7-8:30 p.m., AADL multipurpose room (lower level), 343 S. Fifth Ave. Free. 327-4555.
The Hummingbird Global Writers’ Circle is an international reading series started by Dr. Debotri Dhar, CEW Visiting Scholar (2015-17) and Lecturer in Women’s Studies at the University of Michigan. The aim of this literary initiative is to bring writers and communities together in different parts of the world to foster a love of books, to discuss the craft of writing, and to promote creative dialogue and global understanding in small ways. The name was inspired by the tiny hummingbird which builds its home with just a few drops of nectar, a root here, a leaf there, and a little bit of sky.
The Circle’s themed readings by established and emerging writers are free and open to the community. The theme for the first event of the Circle is feminism/ gender, to be held on Monday August 21 (3-5 pm) at the Institute for Research on Women and Gender, University of Michigan, Ann Arbor.
The writer-speakers for this session are Linda Gregerson, Laura Hulthen Thomas, Mike Ferro and Debotri Dhar (writer bios below), who will read from their poetry and fiction, followed by conversation /Q&A.
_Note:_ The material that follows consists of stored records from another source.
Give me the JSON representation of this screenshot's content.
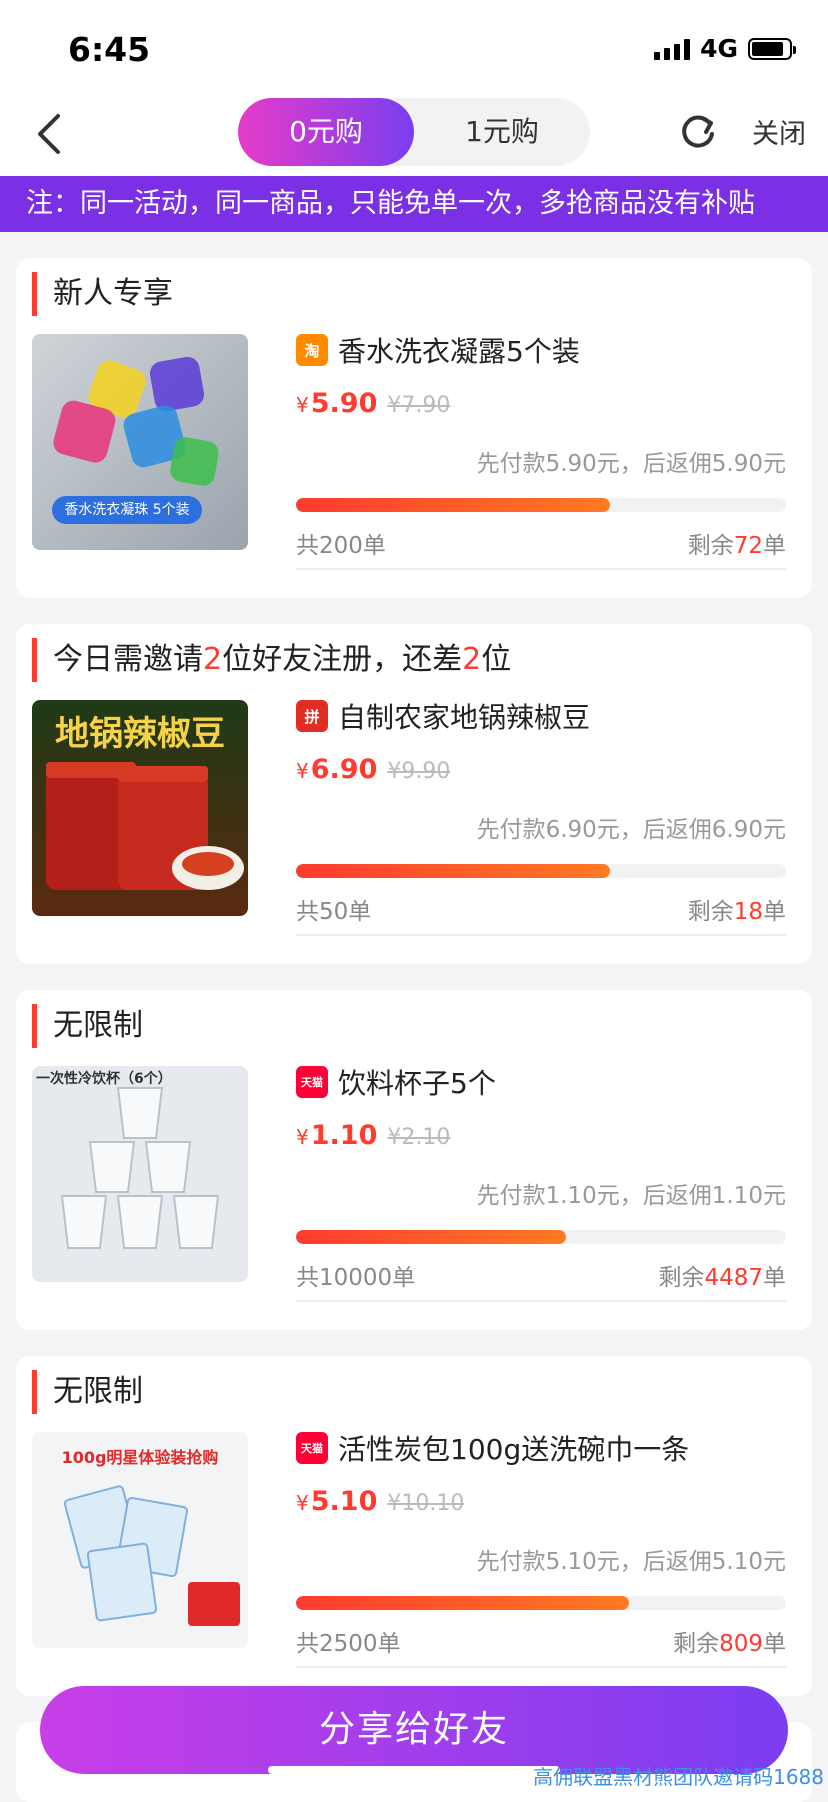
{
  "status_bar": {
    "time": "6:45",
    "network": "4G"
  },
  "nav": {
    "tabs": [
      {
        "label": "0元购",
        "active": true
      },
      {
        "label": "1元购",
        "active": false
      }
    ],
    "close_label": "关闭"
  },
  "notice": "注：同一活动，同一商品，只能免单一次，多抢商品没有补贴",
  "cards": [
    {
      "title": "新人专享",
      "platform_icon": "taobao-icon",
      "platform_text": "淘",
      "platform_color": "#ff8a00",
      "product": "香水洗衣凝露5个装",
      "image_label": "香水洗衣凝珠 5个装",
      "price_symbol": "¥",
      "price": "5.90",
      "original_price": "¥7.90",
      "rebate": "先付款5.90元，后返佣5.90元",
      "progress": 0.64,
      "total": "共200单",
      "remain_prefix": "剩余",
      "remain_num": "72",
      "remain_suffix": "单"
    },
    {
      "title_parts": [
        "今日需邀请",
        "2",
        "位好友注册，还差",
        "2",
        "位"
      ],
      "platform_icon": "pinduoduo-icon",
      "platform_text": "拼",
      "platform_color": "#e02e24",
      "product": "自制农家地锅辣椒豆",
      "image_label": "地锅辣椒豆",
      "price_symbol": "¥",
      "price": "6.90",
      "original_price": "¥9.90",
      "rebate": "先付款6.90元，后返佣6.90元",
      "progress": 0.64,
      "total": "共50单",
      "remain_prefix": "剩余",
      "remain_num": "18",
      "remain_suffix": "单"
    },
    {
      "title": "无限制",
      "platform_icon": "tmall-icon",
      "platform_text": "天猫",
      "platform_color": "#ff0036",
      "product": "饮料杯子5个",
      "image_label": "一次性冷饮杯（6个）",
      "price_symbol": "¥",
      "price": "1.10",
      "original_price": "¥2.10",
      "rebate": "先付款1.10元，后返佣1.10元",
      "progress": 0.55,
      "total": "共10000单",
      "remain_prefix": "剩余",
      "remain_num": "4487",
      "remain_suffix": "单"
    },
    {
      "title": "无限制",
      "platform_icon": "tmall-icon",
      "platform_text": "天猫",
      "platform_color": "#ff0036",
      "product": "活性炭包100g送洗碗巾一条",
      "image_label": "100g明星体验装抢购",
      "price_symbol": "¥",
      "price": "5.10",
      "original_price": "¥10.10",
      "rebate": "先付款5.10元，后返佣5.10元",
      "progress": 0.68,
      "total": "共2500单",
      "remain_prefix": "剩余",
      "remain_num": "809",
      "remain_suffix": "单"
    }
  ],
  "share_button": "分享给好友",
  "watermark": "高佣联盟黑材熊团队邀请码1688"
}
Light refreshments will be served. All members of the community are welcome to attend, however, RSVP is required. If you wish to hear our speakers read from their work, share tips, and engage in conversation, please RSVP to firstname.lastname@example.org.
Barbara Cohn’s new book, The Detroit Public Library, is a photographic tour of the Detroit Public Library’s rich art and architectural history.
The University of Michigan’s Ross School of Business is pleased to welcome Daniel Pink, author of New York Times best-sellers A Whole New Mind, Drive, and To Sell is Human, to speak at Hill Auditorium. During his presentation, “The Mind of the Future: How to Survive an Outsourced, Automated Age,” Pink will discuss the shift from the information age to the conceptual age and how to prepare for the future world of work. Pink was named one of the top 10 business thinkers in the world by Thinkers50, and his TED Talk on the science of motivation is one of the most-watched of all time with more than 19 million views.
Doors open at 6:00pm. This event is free and open to the public.
Hill Auditorium, 825 N. University Ave. Free. email@example.com
Ann Arborite Paul Dimond discusses his experiences doing research for his historical novel set in Ann Arbor and northern Michigan in the 1st half of the 20th century. He is joined by his wife, Marty, who wrote the poems by the titular character that appear in the novel. Signing.
7-8:30 p.m., AADL multipurpose room (lower level), 343 S. Fifth Ave. Free. 327-4555.[